The data below must be copied in full and without any change.
Start of Exercise data
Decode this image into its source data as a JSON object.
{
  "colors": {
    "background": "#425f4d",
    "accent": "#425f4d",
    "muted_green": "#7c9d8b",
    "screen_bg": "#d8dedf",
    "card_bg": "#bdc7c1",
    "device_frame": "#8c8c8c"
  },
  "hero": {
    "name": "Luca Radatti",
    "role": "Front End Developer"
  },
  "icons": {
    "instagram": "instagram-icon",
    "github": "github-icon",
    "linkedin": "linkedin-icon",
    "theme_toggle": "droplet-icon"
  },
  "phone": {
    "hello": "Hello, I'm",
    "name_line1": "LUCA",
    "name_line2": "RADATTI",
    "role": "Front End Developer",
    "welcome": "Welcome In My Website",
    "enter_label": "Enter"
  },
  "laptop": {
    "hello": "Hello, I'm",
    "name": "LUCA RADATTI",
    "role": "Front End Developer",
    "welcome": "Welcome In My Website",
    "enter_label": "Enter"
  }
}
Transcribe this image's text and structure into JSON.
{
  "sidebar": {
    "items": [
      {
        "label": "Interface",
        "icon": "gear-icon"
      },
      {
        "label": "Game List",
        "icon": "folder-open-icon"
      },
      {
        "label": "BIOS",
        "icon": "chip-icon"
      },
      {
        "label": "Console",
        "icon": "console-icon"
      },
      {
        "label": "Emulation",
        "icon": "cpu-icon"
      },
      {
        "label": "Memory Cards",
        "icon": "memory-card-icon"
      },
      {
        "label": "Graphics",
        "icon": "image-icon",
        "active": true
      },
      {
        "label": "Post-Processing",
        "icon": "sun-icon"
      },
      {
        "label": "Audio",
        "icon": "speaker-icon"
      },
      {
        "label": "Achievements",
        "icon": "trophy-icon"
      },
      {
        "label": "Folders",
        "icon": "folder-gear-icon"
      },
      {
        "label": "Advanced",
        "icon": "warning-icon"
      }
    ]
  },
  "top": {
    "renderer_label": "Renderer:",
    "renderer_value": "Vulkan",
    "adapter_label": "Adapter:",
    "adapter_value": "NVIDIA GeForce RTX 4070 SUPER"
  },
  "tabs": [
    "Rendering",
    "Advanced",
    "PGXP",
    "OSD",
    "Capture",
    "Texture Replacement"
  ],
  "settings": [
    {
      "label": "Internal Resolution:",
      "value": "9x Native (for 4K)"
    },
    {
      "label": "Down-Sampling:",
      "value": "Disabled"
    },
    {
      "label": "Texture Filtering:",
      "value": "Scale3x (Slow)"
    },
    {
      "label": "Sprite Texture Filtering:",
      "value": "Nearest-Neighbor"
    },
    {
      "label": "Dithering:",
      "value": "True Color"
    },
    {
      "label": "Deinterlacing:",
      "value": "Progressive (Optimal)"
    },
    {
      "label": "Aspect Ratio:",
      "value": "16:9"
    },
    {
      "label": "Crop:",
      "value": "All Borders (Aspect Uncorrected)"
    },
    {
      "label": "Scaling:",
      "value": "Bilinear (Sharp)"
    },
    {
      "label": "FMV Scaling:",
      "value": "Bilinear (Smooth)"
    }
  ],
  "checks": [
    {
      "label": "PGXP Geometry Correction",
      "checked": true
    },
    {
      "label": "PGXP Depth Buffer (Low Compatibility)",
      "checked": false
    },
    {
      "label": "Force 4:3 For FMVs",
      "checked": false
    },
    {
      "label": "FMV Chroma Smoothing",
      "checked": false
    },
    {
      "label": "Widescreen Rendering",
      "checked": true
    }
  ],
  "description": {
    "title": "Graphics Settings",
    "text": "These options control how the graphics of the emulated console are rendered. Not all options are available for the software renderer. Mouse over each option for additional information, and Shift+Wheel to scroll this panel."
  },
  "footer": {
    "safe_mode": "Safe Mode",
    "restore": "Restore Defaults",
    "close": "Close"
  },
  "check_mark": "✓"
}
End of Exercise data
Task response
Decode this image into its source data as a JSON object.
{
  "colors": {
    "background": "#425f4d",
    "accent": "#425f4d",
    "muted_green": "#7c9d8b",
    "screen_bg": "#d8dedf",
    "card_bg": "#bdc7c1",
    "device_frame": "#8c8c8c"
  },
  "hero": {
    "name": "Luca Radatti",
    "role": "Front End Developer"
  },
  "icons": {
    "instagram": "instagram-icon",
    "github": "github-icon",
    "linkedin": "linkedin-icon",
    "theme_toggle": "droplet-icon"
  },
  "phone": {
    "hello": "Hello, I'm",
    "name_line1": "LUCA",
    "name_line2": "RADATTI",
    "role": "Front End Developer",
    "welcome": "Welcome In My Website",
    "enter_label": "Enter"
  },
  "laptop": {
    "hello": "Hello, I'm",
    "name": "LUCA RADATTI",
    "role": "Front End Developer",
    "welcome": "Welcome In My Website",
    "enter_label": "Enter"
  }
}
Transcribe this image's text and structure into JSON.
{
  "sidebar": {
    "items": [
      {
        "label": "Interface",
        "icon": "gear-icon"
      },
      {
        "label": "Game List",
        "icon": "folder-open-icon"
      },
      {
        "label": "BIOS",
        "icon": "chip-icon"
      },
      {
        "label": "Console",
        "icon": "console-icon"
      },
      {
        "label": "Emulation",
        "icon": "cpu-icon"
      },
      {
        "label": "Memory Cards",
        "icon": "memory-card-icon"
      },
      {
        "label": "Graphics",
        "icon": "image-icon",
        "active": true
      },
      {
        "label": "Post-Processing",
        "icon": "sun-icon"
      },
      {
        "label": "Audio",
        "icon": "speaker-icon"
      },
      {
        "label": "Achievements",
        "icon": "trophy-icon"
      },
      {
        "label": "Folders",
        "icon": "folder-gear-icon"
      },
      {
        "label": "Advanced",
        "icon": "warning-icon"
      }
    ]
  },
  "top": {
    "renderer_label": "Renderer:",
    "renderer_value": "Vulkan",
    "adapter_label": "Adapter:",
    "adapter_value": "NVIDIA GeForce RTX 4070 SUPER"
  },
  "tabs": [
    "Rendering",
    "Advanced",
    "PGXP",
    "OSD",
    "Capture",
    "Texture Replacement"
  ],
  "settings": [
    {
      "label": "Internal Resolution:",
      "value": "9x Native (for 4K)"
    },
    {
      "label": "Down-Sampling:",
      "value": "Disabled"
    },
    {
      "label": "Texture Filtering:",
      "value": "Scale3x (Slow)"
    },
    {
      "label": "Sprite Texture Filtering:",
      "value": "Nearest-Neighbor"
    },
    {
      "label": "Dithering:",
      "value": "True Color"
    },
    {
      "label": "Deinterlacing:",
      "value": "Progressive (Optimal)"
    },
    {
      "label": "Aspect Ratio:",
      "value": "16:9"
    },
    {
      "label": "Crop:",
      "value": "All Borders (Aspect Uncorrected)"
    },
    {
      "label": "Scaling:",
      "value": "Bilinear (Sharp)"
    },
    {
      "label": "FMV Scaling:",
      "value": "Bilinear (Smooth)"
    }
  ],
  "checks": [
    {
      "label": "PGXP Geometry Correction",
      "checked": true
    },
    {
      "label": "PGXP Depth Buffer (Low Compatibility)",
      "checked": false
    },
    {
      "label": "Force 4:3 For FMVs",
      "checked": false
    },
    {
      "label": "FMV Chroma Smoothing",
      "checked": false
    },
    {
      "label": "Widescreen Rendering",
      "checked": true
    }
  ],
  "description": {
    "title": "Graphics Settings",
    "text": "These options control how the graphics of the emulated console are rendered. Not all options are available for the software renderer. Mouse over each option for additional information, and Shift+Wheel to scroll this panel."
  },
  "footer": {
    "safe_mode": "Safe Mode",
    "restore": "Restore Defaults",
    "close": "Close"
  },
  "check_mark": "✓"
}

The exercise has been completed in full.